Art, Literature, Memory, Identity, and Subjectivity
There are many additional themes and ways to examine this text. This is a multimodal text, for example. There are visual images throughout; references to literature and art; and even mixed media, such as David Hammons’ Concerto in Black and Blue. So, to get the full breadth of the poetry, one must be immersed in the text. Sit with it and allow yourself to wander from the text to the outside references. Do not gloss over the invocations of James Baldwin, Homi Bhaba, Ralph Ellison, Frantz Fanon, Frederick Douglass. If you know not who these people are, then you are missing the important points Rankine is making about art, history, culture, bodies in space, race, and the persistent presentism of memory.
Compelling to me was also the theme of identity and subjectivity. This is particularly present in Section VII of the text. Here, Rankine plays with the tensions of who controls our identity and subjectivity. Are we an “I” without a “we?” Is there no “I” since our identities are constantly written upon our bodies by others? How do we write others? What happens when we escape the flood of the world to our own inner recesses? How does language play into all this? These are all questions taken up by Rankine’s poetry throughout the text.
Continue to Center the Lyric
Since racism is our American Lyric, we must continue to center it – and all of its manifestations. The text responds to the critics that might say things such as, ‘talking about racism only makes it worse.’ This attitude, present in many parts of society in the United States, is poetically articulated throughout the text: “Feel good. Feel better. Move forward. Let it go. Come on. Come on. Come on” (p. 66). This idea that people of color, or anyone who is oppressed in our society, should just ‘let it go’ is also part of the American Lyric: “This is how you are a citizen. Come on. Let it go. Move on” (p. 151). Rankine encourages us as readers not to let it go. To keep centering the injustice manifest historically, and presently, in our society. To see, hear, feel, and recognize how this ongoing lyric infiltrates our very humanity. Only through recognition can we begin the healing of our individual and collective social bodies that is clearly called for throughout the book.
If you are a Sam Houston State University student, faculty, or staff, join us on Wednesday, April 25 from 4:00 – 6:00 PM to discuss Citizen: An American Lyric.
Additional Reviews of Book
Fasching-Varner, K. J., Albert, K. A., Mitchell, R. W., & Allen, C. M. (2014). Racial battle fatigue in higher education: Exposing the myth of post-racial America.
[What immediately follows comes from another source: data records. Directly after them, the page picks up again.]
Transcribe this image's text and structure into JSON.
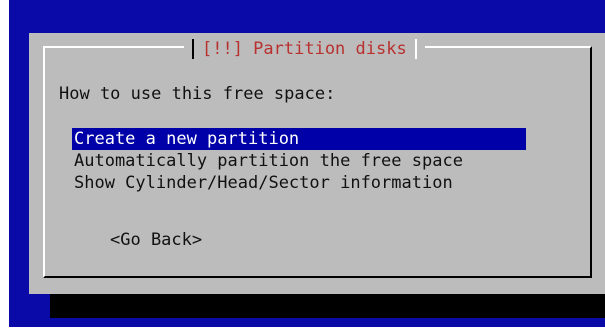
{
  "dialog": {
    "title": "[!!] Partition disks",
    "question": "How to use this free space:",
    "options": [
      {
        "label": "Create a new partition",
        "selected": true
      },
      {
        "label": "Automatically partition the free space",
        "selected": false
      },
      {
        "label": "Show Cylinder/Head/Sector information",
        "selected": false
      }
    ],
    "go_back_label": "<Go Back>"
  },
  "colors": {
    "background": "#0a0aa8",
    "dialog": "#bcbcbc",
    "title_text": "#b8312f",
    "selection": "#0000a8"
  }
}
Lanham, MD: Roman & Littlefield.
Minikel-Lacocque, J. (2012). Racism, college, and the power of words: Racial microaggressions reconsidered. American Educational Research Journal, 50, 432-465.
Rankine, C. (2014). Citizen: An American Lyric. Minneapolis, MN: Graywolf Press.
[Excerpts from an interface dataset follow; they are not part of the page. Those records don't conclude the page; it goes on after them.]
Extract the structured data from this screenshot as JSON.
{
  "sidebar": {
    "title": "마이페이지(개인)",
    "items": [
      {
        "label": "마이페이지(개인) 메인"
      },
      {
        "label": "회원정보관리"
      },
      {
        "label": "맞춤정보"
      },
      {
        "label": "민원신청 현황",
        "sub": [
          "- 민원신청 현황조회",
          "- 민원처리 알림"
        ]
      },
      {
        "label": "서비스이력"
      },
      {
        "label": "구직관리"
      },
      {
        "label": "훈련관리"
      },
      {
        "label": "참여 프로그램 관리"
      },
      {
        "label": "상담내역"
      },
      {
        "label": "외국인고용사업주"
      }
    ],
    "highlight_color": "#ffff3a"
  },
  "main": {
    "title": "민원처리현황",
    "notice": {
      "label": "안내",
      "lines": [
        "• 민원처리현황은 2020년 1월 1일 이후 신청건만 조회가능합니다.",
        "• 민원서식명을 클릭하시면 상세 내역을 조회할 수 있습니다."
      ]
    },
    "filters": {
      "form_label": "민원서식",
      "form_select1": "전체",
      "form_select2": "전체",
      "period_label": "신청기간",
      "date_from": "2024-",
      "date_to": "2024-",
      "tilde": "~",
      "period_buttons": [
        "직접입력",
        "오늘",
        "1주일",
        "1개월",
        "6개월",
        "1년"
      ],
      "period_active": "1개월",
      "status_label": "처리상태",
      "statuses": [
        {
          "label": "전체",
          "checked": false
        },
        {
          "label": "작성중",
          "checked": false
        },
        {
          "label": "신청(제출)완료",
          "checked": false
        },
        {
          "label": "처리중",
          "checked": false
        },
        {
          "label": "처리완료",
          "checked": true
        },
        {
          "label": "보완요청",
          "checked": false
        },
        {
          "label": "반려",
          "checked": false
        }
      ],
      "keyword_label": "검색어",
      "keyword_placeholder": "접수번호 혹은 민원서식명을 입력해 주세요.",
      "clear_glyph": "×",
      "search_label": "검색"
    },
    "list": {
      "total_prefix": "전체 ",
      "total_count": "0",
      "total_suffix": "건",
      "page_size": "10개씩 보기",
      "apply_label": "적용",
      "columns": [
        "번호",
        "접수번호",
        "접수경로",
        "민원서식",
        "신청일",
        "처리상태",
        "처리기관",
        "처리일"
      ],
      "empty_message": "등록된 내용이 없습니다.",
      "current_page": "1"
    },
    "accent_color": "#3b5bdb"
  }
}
Sue, D. W. (2010). Microaggressions, marginality, and oppression: An introduction. In D. W. Sue (Ed.), Microaggressions and marginality: Manifestation, dynamics, and impact (pp. 3-24). Hoboken, NJ: John Wiley & Sons.
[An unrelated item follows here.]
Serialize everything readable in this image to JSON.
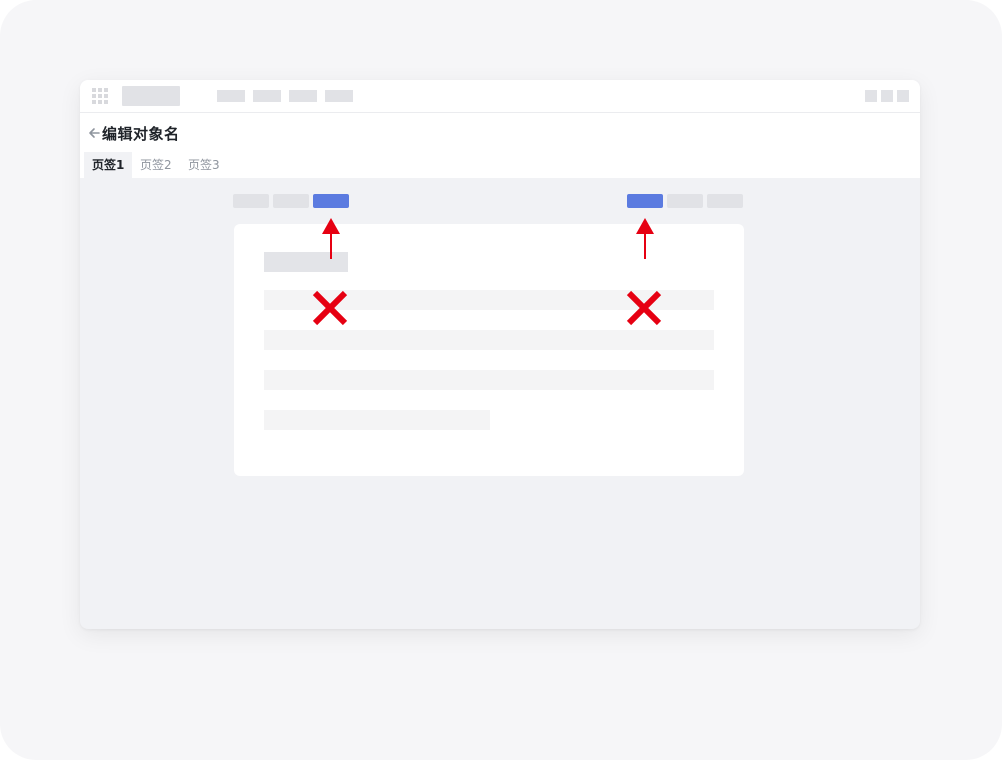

Yosso, T. J., Smith, W. A., Ceja, M., & Solórzano, D. G. (2009). Critical race theory, racial microaggressions, and campus racial climate for Latina/o undergraduates. Harvard Educational Review, 79(4), 659-690.